Google Fiber Proves Supply and Demand Is Still A Thing
Jotham Sederstrom Aug. 20, 2013, 8 a.m.
Google Fiber, originally labeled by analysts as an experiment, is expanding in typical Google fashion. The search giant has successfully wired Kansas City and has plans to move into Provo, Utah and Austin, Tex. in the coming months.
Google Fiber offers customers 5 megabits per second (Mbps) download and 1 Mbps upload speeds for free (after a $300 installation fee) or offers a blazing-fast 1 gigabit service, plus 1TB storage, for $70 a month with no initial fee.
The 1 gigabit speed is symmetrical, meaning that download and upload speeds are equally fast. Google also has a TV program for $120 a month, which includes a full channel TV lineup, no data caps, a Nexus 7 tablet (which can double as a TV remote), 1 TB of storage and Vudu.
To keep up with Google, Comcast has slashed the pricing on its triple play package in Provo, Utah, according to DSL Reports.

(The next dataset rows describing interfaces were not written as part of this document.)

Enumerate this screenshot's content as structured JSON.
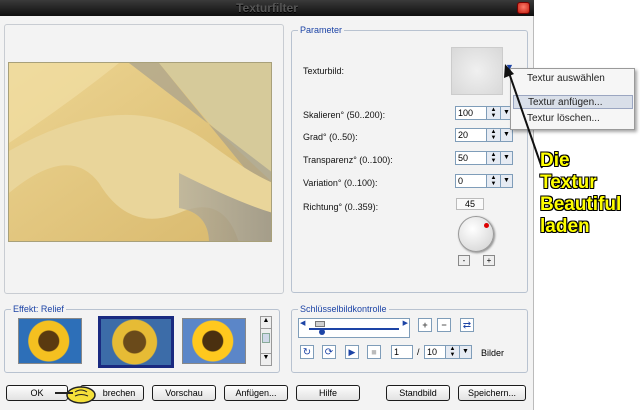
{
  "window": {
    "title": "Texturfilter"
  },
  "parameter": {
    "group_title": "Parameter",
    "texture_label": "Texturbild:",
    "rows": [
      {
        "label": "Skalieren° (50..200):",
        "value": "100"
      },
      {
        "label": "Grad° (0..50):",
        "value": "20"
      },
      {
        "label": "Transparenz° (0..100):",
        "value": "50"
      },
      {
        "label": "Variation° (0..100):",
        "value": "0"
      }
    ],
    "direction_label": "Richtung° (0..359):",
    "direction_value": "45"
  },
  "context_menu": {
    "items": [
      "Textur auswählen",
      "Textur anfügen...",
      "Textur löschen..."
    ],
    "highlighted_index": 1
  },
  "effect": {
    "group_title": "Effekt: Relief"
  },
  "keyframe": {
    "group_title": "Schlüsselbildkontrolle",
    "frame_value": "1",
    "frame_sep": "/",
    "total_frames": "10",
    "frames_label": "Bilder"
  },
  "buttons": {
    "ok": "OK",
    "cancel": "brechen",
    "preview": "Vorschau",
    "append": "Anfügen...",
    "help": "Hilfe",
    "default": "Standbild",
    "save": "Speichern..."
  },
  "annotation": {
    "line1": "Die",
    "line2": "Textur",
    "line3": "Beautiful",
    "line4": "laden"
  },
  "colors": {
    "accent": "#1d44a6",
    "annotation": "#ffff00",
    "titlebar": "#1a1a1a"
  }
}
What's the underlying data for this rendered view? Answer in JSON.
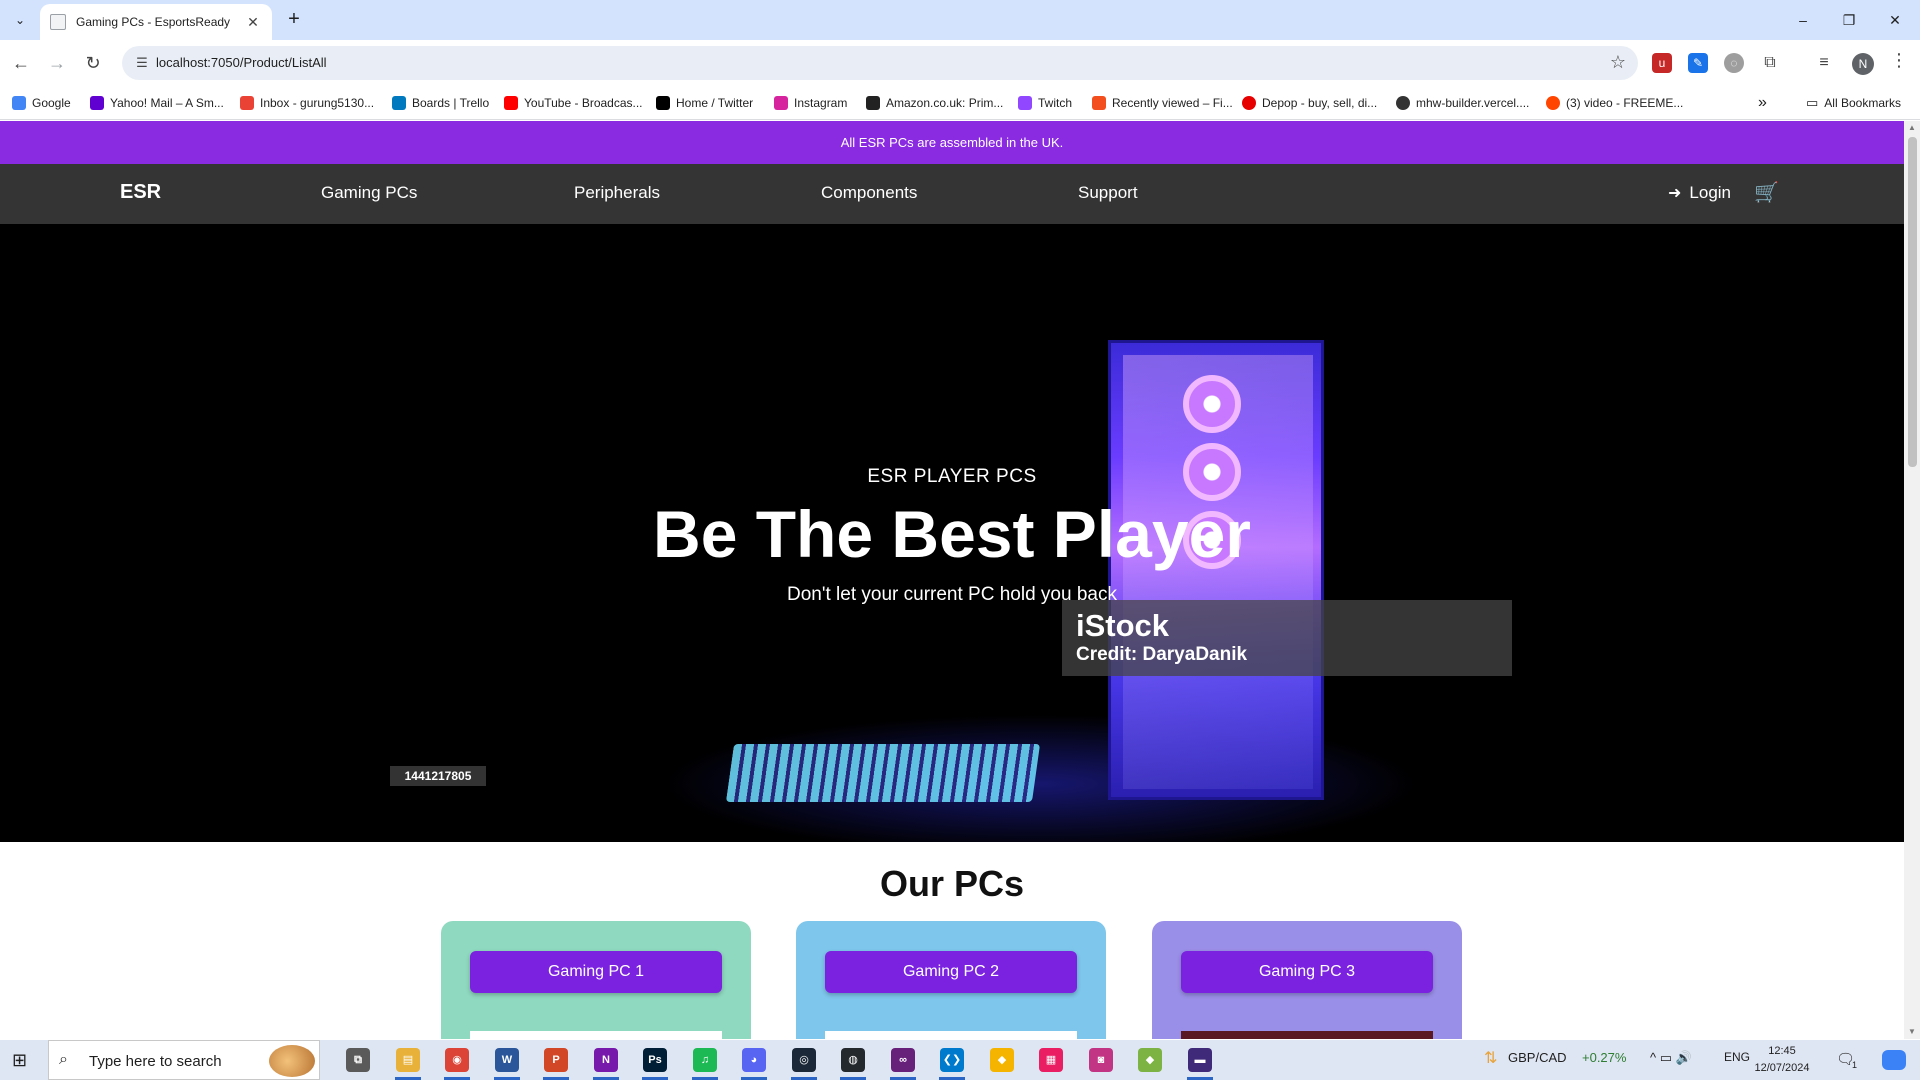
{
  "browser": {
    "tab_title": "Gaming PCs - EsportsReady",
    "tab_close": "✕",
    "new_tab": "+",
    "url": "localhost:7050/Product/ListAll",
    "profile_initial": "N",
    "window_controls": [
      "–",
      "❐",
      "✕"
    ],
    "icons": {
      "tab_search": "chevron-down-icon",
      "back": "back-arrow-icon",
      "forward": "forward-arrow-icon",
      "reload": "reload-icon",
      "bookmark_star": "star-icon"
    },
    "nav_glyphs": {
      "back": "←",
      "forward": "→",
      "reload": "↻",
      "star": "☆",
      "kebab": "⋮",
      "tab_search": "⌄"
    },
    "bookmarks": [
      {
        "label": "Google",
        "color": "#4285f4"
      },
      {
        "label": "Yahoo! Mail – A Sm...",
        "color": "#6001d2"
      },
      {
        "label": "Inbox - gurung5130...",
        "color": "#ea4335"
      },
      {
        "label": "Boards | Trello",
        "color": "#0079bf"
      },
      {
        "label": "YouTube - Broadcas...",
        "color": "#ff0000"
      },
      {
        "label": "Home / Twitter",
        "color": "#000000"
      },
      {
        "label": "Instagram",
        "color": "#d6249f"
      },
      {
        "label": "Amazon.co.uk: Prim...",
        "color": "#222222"
      },
      {
        "label": "Twitch",
        "color": "#9146ff"
      },
      {
        "label": "Recently viewed – Fi...",
        "color": "#f24e1e"
      },
      {
        "label": "Depop - buy, sell, di...",
        "color": "#e60000"
      },
      {
        "label": "mhw-builder.vercel....",
        "color": "#333333"
      },
      {
        "label": "(3) video - FREEME...",
        "color": "#ff4500"
      }
    ],
    "bookmarks_overflow": "»",
    "all_bookmarks": "All Bookmarks"
  },
  "site": {
    "promo": "All ESR PCs are assembled in the UK.",
    "brand": "ESR",
    "nav": [
      "Gaming PCs",
      "Peripherals",
      "Components",
      "Support"
    ],
    "login": "Login",
    "login_glyph": "➜",
    "cart_glyph": "🛒",
    "accent": "#8a2be2"
  },
  "hero": {
    "kicker": "ESR PLAYER PCS",
    "title": "Be The Best Player",
    "subtitle": "Don't let your current PC hold you back",
    "watermark_brand": "iStock",
    "watermark_credit": "Credit: DaryaDanik",
    "stock_id": "1441217805"
  },
  "products": {
    "section_title": "Our PCs",
    "cards": [
      {
        "label": "Gaming PC 1",
        "bg": "#8fd9c0"
      },
      {
        "label": "Gaming PC 2",
        "bg": "#7ec6ec"
      },
      {
        "label": "Gaming PC 3",
        "bg": "#9a8fe8"
      }
    ]
  },
  "taskbar": {
    "search_placeholder": "Type here to search",
    "start_glyph": "⊞",
    "search_glyph": "⌕",
    "apps": [
      {
        "name": "task-view",
        "glyph": "⧉",
        "color": "#5a5a5a"
      },
      {
        "name": "file-explorer",
        "glyph": "▤",
        "color": "#e8b23a"
      },
      {
        "name": "chrome",
        "glyph": "◉",
        "color": "#db4437"
      },
      {
        "name": "word",
        "glyph": "W",
        "color": "#2b579a"
      },
      {
        "name": "powerpoint",
        "glyph": "P",
        "color": "#d24726"
      },
      {
        "name": "onenote",
        "glyph": "N",
        "color": "#7719aa"
      },
      {
        "name": "photoshop",
        "glyph": "Ps",
        "color": "#001e36"
      },
      {
        "name": "spotify",
        "glyph": "♫",
        "color": "#1db954"
      },
      {
        "name": "discord",
        "glyph": "◕",
        "color": "#5865f2"
      },
      {
        "name": "steam",
        "glyph": "◎",
        "color": "#1b2838"
      },
      {
        "name": "github-desktop",
        "glyph": "◍",
        "color": "#24292e"
      },
      {
        "name": "visual-studio",
        "glyph": "∞",
        "color": "#68217a"
      },
      {
        "name": "vs-code",
        "glyph": "❮❯",
        "color": "#007acc"
      },
      {
        "name": "app-diamond",
        "glyph": "◆",
        "color": "#f4b400"
      },
      {
        "name": "app-grid",
        "glyph": "▦",
        "color": "#e91e63"
      },
      {
        "name": "app-camera",
        "glyph": "◙",
        "color": "#c13584"
      },
      {
        "name": "app-diamond-2",
        "glyph": "◆",
        "color": "#7cb342"
      },
      {
        "name": "app-window",
        "glyph": "▬",
        "color": "#3f2a7a"
      }
    ],
    "ticker_glyph": "⇅",
    "ticker": "GBP/CAD",
    "ticker_change": "+0.27%",
    "tray_glyphs": "^  ▭  🔊",
    "lang": "ENG",
    "time": "12:45",
    "date": "12/07/2024",
    "notification_glyph": "🗨",
    "notification_count": "1"
  }
}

According to DSL, which references a Comcast memo sent to employees, Comcast has started offering residents a Digital Premier channel bundle, which will include 105 Mbps service and either Xfinity Voice or Xfinity Home Secure for $120 a month for three years.
It appears that Comcast is strategically offering the service now to preempt Google Fiber. Comcast hopes to lock as many customers down for three years before Google enters the fray.
The offer of 105 Mbps is still nearly 10 times slower than Google Fiber and more expensive, but for the average user is probably sufficient—and is currently available, unlike Google Fiber.
Whether or not Google Fiber is successful in Provo, it is already forcing ISPs to up their game if they hope to remain competitive. Google is challenging the incumbents, and driving up speeds as options increase.